A week after Hurricane Maria left the commonwealth of Puerto Rico in shambles, the island’s 3.5 million residents are still left without as natural resources continue to diminish.
According to The New York Times, 80 percent of the crop value was destroyed and 60 percent of the island remains without water while the island struggles to operate without power.
From the ground, harrowing tales of islanders struggling to find water, food, fuel and medical supplies in the aftermath of the storm rise to describe the mass amount of suffering.
Residents have begun writing SOS messages in the streets in hopes that a plane flying overhead will return with supplies and a means to escape.
San Juan Mayor Carmen Yul n Cruz broke down during an interview with WUSA-9, detailing that she fears for the worst.
“I know that leaders aren’t supposed to cry and especially not on TV, but we are having a humanitarian crisis,” she said. “And we’re doing all we can. And the worst fear is that we cannot get to everyone in time,” Cruz continued.
Elected officials continue to pressure the White House, as critics point out the current administration’s handling of relief efforts (or the lack thereof) is inching closer to that of Hurricane Katrina.
The Trump administration has promised to send financial relief to the victims of Hurricane Maria, although a specific dollar amount remains unclear. What’s also missing is a distinct timeline.
According to CNN, $5.03 billion of FEMA aid is available between now and the end of September. When the fiscal year begins again onOctober 1, the disaster relief fund will be replenished with an additional $6.7 billion.
Former President Barack Obama tweeted out a message of support to victims, while also directing followers to donate to One America Appeal, an initiative spurred in the wake of Hurricane Harvey which severely affected Houston, Texas and surrounding areas.

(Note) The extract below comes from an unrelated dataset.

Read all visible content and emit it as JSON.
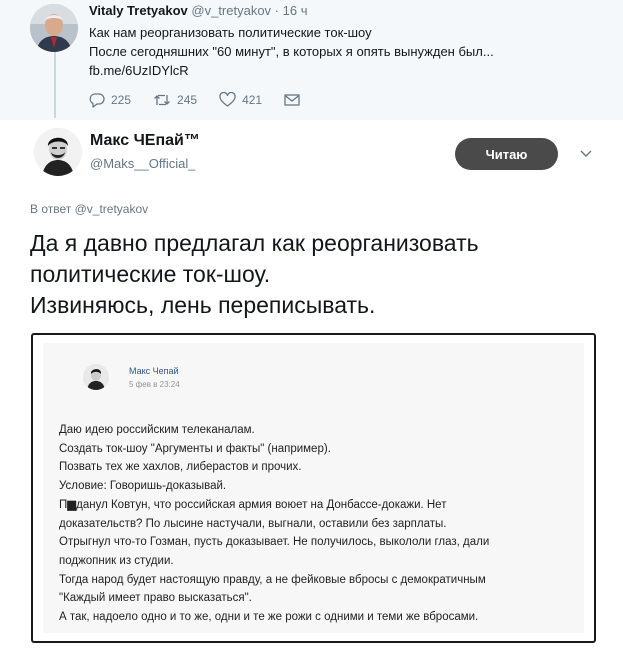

The ad features appearances by all former living U.S. presidents, Jimmy Carter, George H.W. Bush, Bill Clinton and George W. Bush.
This Is What Puerto Rico Looks Like After Hurricane Maria
1. Fajardo, PR: A woman pulls a trash can past a destroyed home.1 of 10
2. Fajardo, PR: A coin weighing scale lies between debris from a destroyed bar.2 of 10
3. San Juan, PR: Residents walk past damaged homes following Hurricane Maria.3 of 10
4. San Juan, PR: A thick tree completely raised from the ground.4 of 10
5. San Juan, PR: Cars cross flooded waters on a bridge.5 of 10
6. Fajardo, PR: A damaged sail boat washed ashore following Hurricane Maria.6 of 10
7. San Juan, PR: Residents begin the recovery process after Hurricane Maria damaged their homes.7 of 10
8. San Juan, PR: A neighborhood flooded and devastated by the storm.8 of 10
9. Luquillo, PR: Concrete power line poles lie on a highway.9 of 10
10. San Juan, PR: Flooded streets devastate the island.10 of 10
Officials Fear The Worst As Puerto Rico Struggles To Recover One Week After Hurricane Maria was originally published on hellobeautiful.com